Probability is straightforward: you have the bear. Measure the foot size, the leg length, and you can deduce the footprints.
A Brief Introduction to Probability & Statistics
Bubbles weighs lbs and has 3-foot legs, and will make tracks like this. After 10 flips, here are the possible outcomes. Statistics is harder. We measure the footprints and have to guess what animal it could be. A bear? A human? If we get 6 heads and 4 tails, what're the chances of a fair coin?
Get the tracks. Each piece of data is a point in "connect the dots".
The more data, the clearer the shape 1 spot in connect-the-dots isn't helpful. One data point makes it hard to find a trend. Measure the basic characteristics. Every footprint has a depth, width, and height.
Every data set has a mean , median, standard deviation, and so on. These universal, generic descriptions give a rough narrowing: "The footprint is 6 inches wide: a small bear, or a large man?
Probability and statistics - Wikipedia
Find the species. There are dozens of possible animals probability distributions to consider. We narrow it down with prior knowledge of the system. In the woods? Think horses, not zebras. Consider a binomial distribution. Look up the specific animal. Once we have the distribution "bears" , we look up our generic measurements in a table.
The lookup table is generated from the probability distribution, i. Make additional predictions. Once we know the animal, we can predict future behavior and other traits "According to our calculations, Mr. Bubbles will poop in the woods. The conditions under which data are collected are important in drawing conclusions from the data; in critically reviewing uses of statistics in public media and other reports, it is important to consider the study design, how the data were gathered, and the analyses employed as well as the data summaries and the conclusions drawn.
Random processes can be described mathematically by using a probability model: a list or description of the possible outcomes the sample space , each of which is assigned a probability. In situations such as flipping a coin, rolling a number cube, or drawing a card, it might be reasonable to assume various outcomes are equally likely. In a probability model, sample points represent outcomes and combine to make up events; probabilities of events can be computed by applying the Addition and Multiplication Rules. Interpreting these probabilities relies on an understanding of independence and conditional probability, which can be approached through the analysis of two-way tables.
Technology plays an important role in statistics and probability by making it possible to generate plots, regression functions, and correlation coefficients, and to simulate many possible outcomes in a short amount of time. Functions may be used to describe data; if the data suggest a linear relationship, the relationship can be modeled with a regression line, and its strength and direction can be expressed through a correlation coefficient.
Connections to Functions and Modeling Functions may be used to describe data; if the data suggest a linear relationship, the relationship can be modeled with a regression line, and its strength and direction can be expressed through a correlation coefficient.

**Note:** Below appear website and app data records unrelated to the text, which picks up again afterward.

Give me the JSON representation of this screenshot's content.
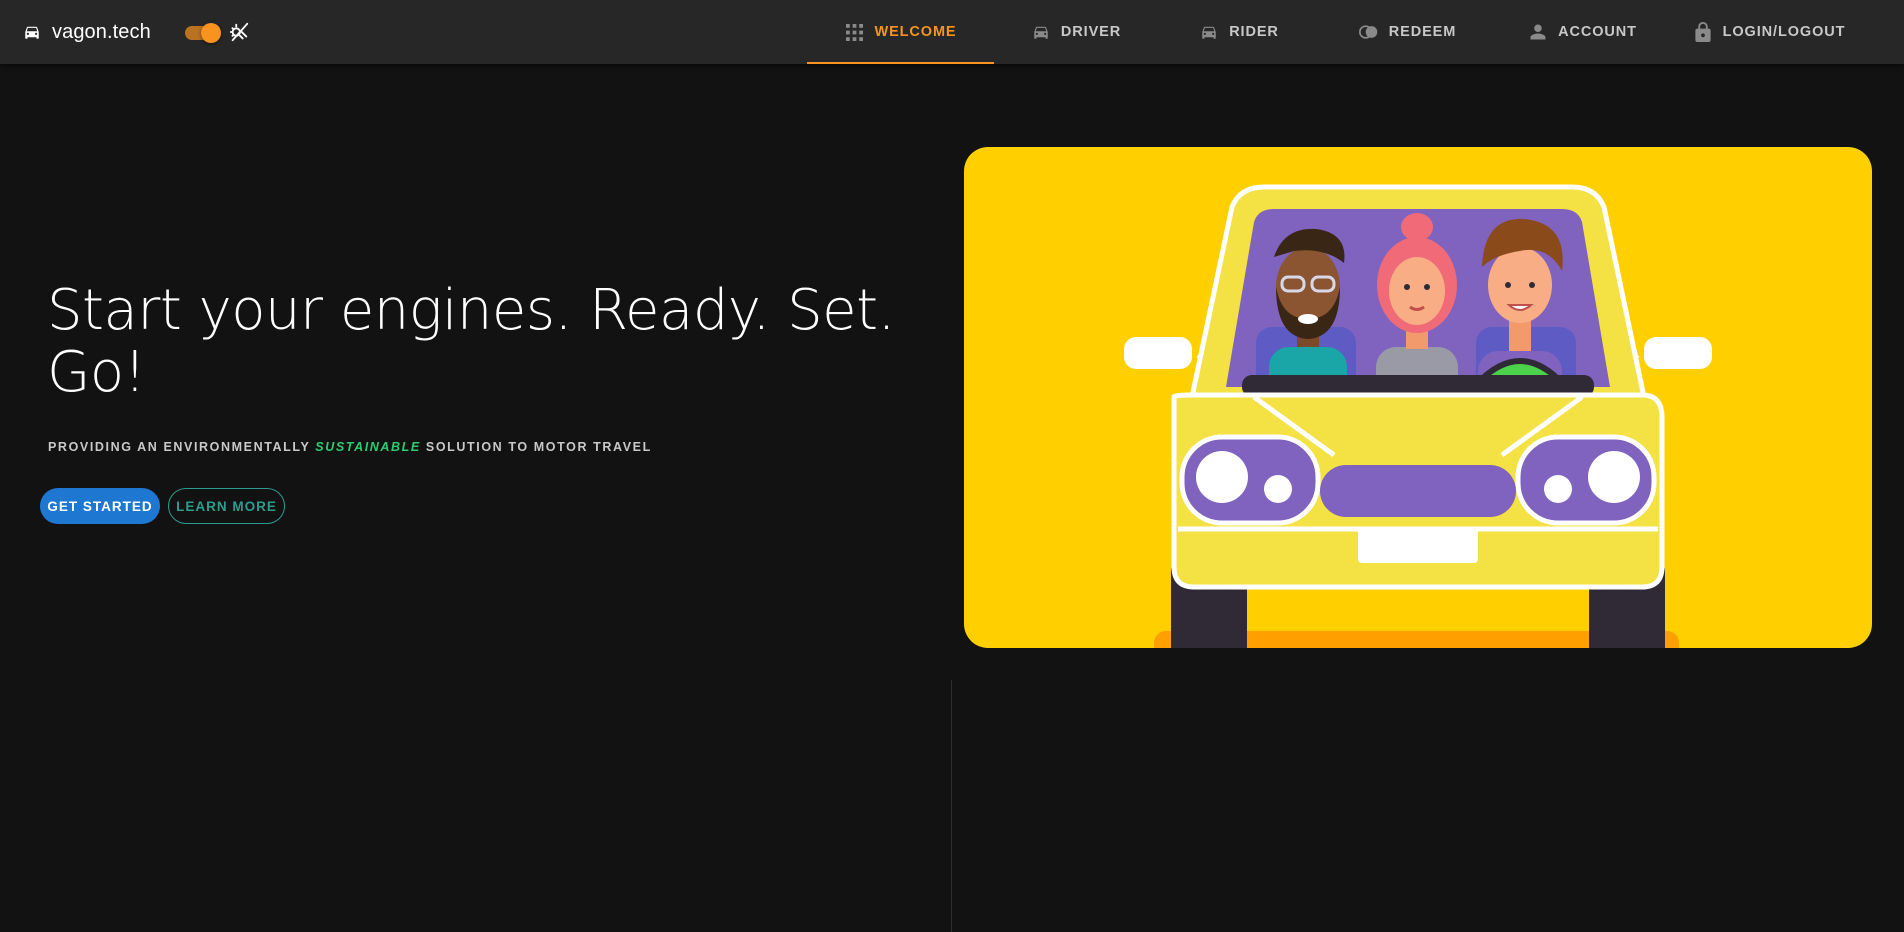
{
  "brand": {
    "name": "vagon.tech",
    "icon": "car-icon",
    "theme_icon": "theme-auto-icon"
  },
  "theme_toggle": {
    "checked": true,
    "color": "#f7931e"
  },
  "nav": {
    "tabs": [
      {
        "label": "Welcome",
        "icon": "grid-icon",
        "active": true
      },
      {
        "label": "Driver",
        "icon": "car-icon",
        "active": false
      },
      {
        "label": "Rider",
        "icon": "car-icon",
        "active": false
      },
      {
        "label": "Redeem",
        "icon": "toggle-coin-icon",
        "active": false
      },
      {
        "label": "Account",
        "icon": "person-icon",
        "active": false
      },
      {
        "label": "Login/Logout",
        "icon": "lock-icon",
        "active": false
      }
    ]
  },
  "hero": {
    "title": "Start your engines. Ready. Set. Go!",
    "subtitle_before": "Providing an environmentally",
    "subtitle_accent": "sustainable",
    "subtitle_after": "solution to motor travel",
    "primary_button": "Get Started",
    "secondary_button": "Learn More",
    "image": "car-illustration-three-friends"
  },
  "colors": {
    "accent": "#f7931e",
    "primary_button": "#1e78d2",
    "outline_button": "#2a9d8f",
    "sustainable": "#2ecc71",
    "image_background": "#ffcf00",
    "page_background": "#121212",
    "appbar_background": "#272727"
  }
}
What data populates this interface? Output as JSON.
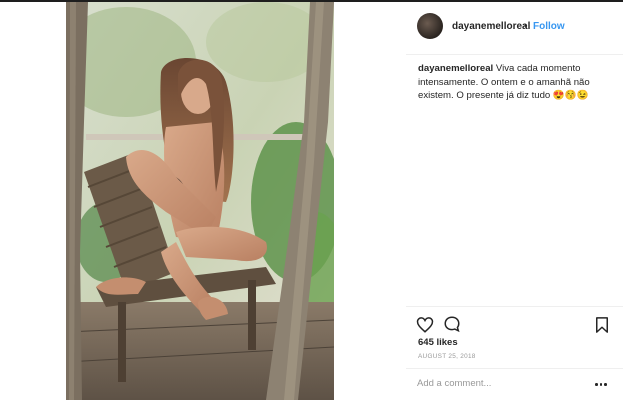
{
  "post": {
    "username": "dayanemelloreal",
    "separator": "•",
    "follow_label": "Follow",
    "caption_text": "Viva cada momento intensamente. O ontem e o amanhã não existem. O presente já diz tudo",
    "caption_emojis": "😍😚😉",
    "likes": "645 likes",
    "date": "AUGUST 25, 2018",
    "comment_placeholder": "Add a comment...",
    "photo": "woman-sitting-on-wooden-beach-chair"
  },
  "icons": {
    "like": "heart-icon",
    "comment": "speech-bubble-icon",
    "save": "bookmark-icon",
    "more": "more-options-icon",
    "avatar": "profile-avatar"
  },
  "colors": {
    "link": "#3897f0",
    "text": "#262626",
    "muted": "#999999",
    "divider": "#efefef"
  }
}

Reason abstractly and quantitatively. Construct viable arguments and critique the reasoning of others. Model with mathematics.
Use appropriate tools strategically. Attend to precision. Look for and make use of structure. Look for and express regularity in repeated reasoning.